3. The works of Constantine VII and Byzantine political ideology.
4. Orthodox Christianity: texts, art and archaeology.
5. Society and economy: texts, inscriptions, seals and coins.

Brief description

By 641, the East Roman empire had been crippled by the devastating final great war of antiquity with the Sasanian Persian empire and its eastern provinces were being swallowed up by the armies of Islam. The growing might of the Arabian armies resulted in their annihilation of the Sasanian Persian empire and it seemed inevitable that the remnant of the East Roman empire would be next. But over the following centuries, this Christian, Greek-speaking state, centred on Asia Minor and the southern Balkans, survived and evolved into what is now known as the Byzantine empire. This module will introduce students to the early medieval history and the textual, material and artistic evidence on which modern Byzantinists rely. Students will be encouraged to question how the Byzantine state survived in spite of its territorial and economic inferiority to the Umayyad and Abbasid Islamic caliphates, how its relationship with western European groups such as the Carolingian Franks developed and how it exerted cultural and political influence throughout eastern continental Europe.
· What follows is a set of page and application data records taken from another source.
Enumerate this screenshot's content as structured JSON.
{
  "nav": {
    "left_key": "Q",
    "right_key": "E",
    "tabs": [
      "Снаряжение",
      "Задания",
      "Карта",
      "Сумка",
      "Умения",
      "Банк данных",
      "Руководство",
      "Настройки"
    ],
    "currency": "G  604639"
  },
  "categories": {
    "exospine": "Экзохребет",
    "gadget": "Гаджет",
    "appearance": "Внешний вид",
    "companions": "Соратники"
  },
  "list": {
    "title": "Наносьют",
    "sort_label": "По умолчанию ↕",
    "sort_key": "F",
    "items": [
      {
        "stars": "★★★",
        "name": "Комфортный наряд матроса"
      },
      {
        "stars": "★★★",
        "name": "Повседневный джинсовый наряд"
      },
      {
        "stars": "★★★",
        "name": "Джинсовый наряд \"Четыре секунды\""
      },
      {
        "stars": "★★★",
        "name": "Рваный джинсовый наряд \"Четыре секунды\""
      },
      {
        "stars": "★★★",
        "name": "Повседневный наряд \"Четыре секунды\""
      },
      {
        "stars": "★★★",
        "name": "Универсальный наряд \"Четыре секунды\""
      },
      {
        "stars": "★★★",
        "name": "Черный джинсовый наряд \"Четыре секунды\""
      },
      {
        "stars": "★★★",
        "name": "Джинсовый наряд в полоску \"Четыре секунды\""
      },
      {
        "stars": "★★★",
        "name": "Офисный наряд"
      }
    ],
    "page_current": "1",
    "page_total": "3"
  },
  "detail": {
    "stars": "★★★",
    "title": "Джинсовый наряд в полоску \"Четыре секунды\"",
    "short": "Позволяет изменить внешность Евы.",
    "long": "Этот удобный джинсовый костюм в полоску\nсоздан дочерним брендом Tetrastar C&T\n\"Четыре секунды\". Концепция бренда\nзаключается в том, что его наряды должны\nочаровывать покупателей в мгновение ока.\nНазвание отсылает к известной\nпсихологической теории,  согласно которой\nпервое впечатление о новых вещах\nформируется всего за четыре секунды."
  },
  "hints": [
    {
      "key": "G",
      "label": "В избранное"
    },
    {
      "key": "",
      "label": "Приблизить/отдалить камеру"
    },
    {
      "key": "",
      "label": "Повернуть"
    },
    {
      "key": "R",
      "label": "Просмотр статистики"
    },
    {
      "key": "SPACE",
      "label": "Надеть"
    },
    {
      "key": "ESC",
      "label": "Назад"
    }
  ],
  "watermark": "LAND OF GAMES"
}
To introduce a Byzantine subject area within the Medieval and Early Modern degree scheme.

To introduce students to topics which they may want to explore in more detail in future modules.

To provide students with a good understanding of Byzantine history from the 7th to 11th c.

To make students aware of the political and cultural relationship between the Byzantine empire and the rest of medieval Europe.

To develop students’ familiarity with the relevant primary evidence and historiographical debates.

Module Skills

Skills Type Skills details
Application of Number NA
Communication Seminar discussions and essay writing will enable students to develop oral and written skills. Only essay writing will be assessed.
Improving own Learning and Performance Through essay feedback sessions and discussion of ideas presented during seminars.
Information Technology Through the retrieval of primary and secondary works from online resources and AberLearn Blackboard and through the writing, formatting and printing of essays.
Personal Development and Career planning By developing source analysis and inter-disciplinary, oral and written skills, the course will prepare students for further postgraduate research and potential careers in academia or history-related fields.
Problem solving By using primary and secondary works to reach conclusions regarding the relationships between political, social and economic developments in different parts of the Byzantine Empire and beyond its frontiers.
Research skills Through acquiring the ability to identity and combine appropriate primary textual and material and visual evidence to back up arguments in written work.
Subject Specific Skills Inter-disciplinary analysis of written, material and textual evidence.
Team work Through seminar activities


This module is at CQFW Level 4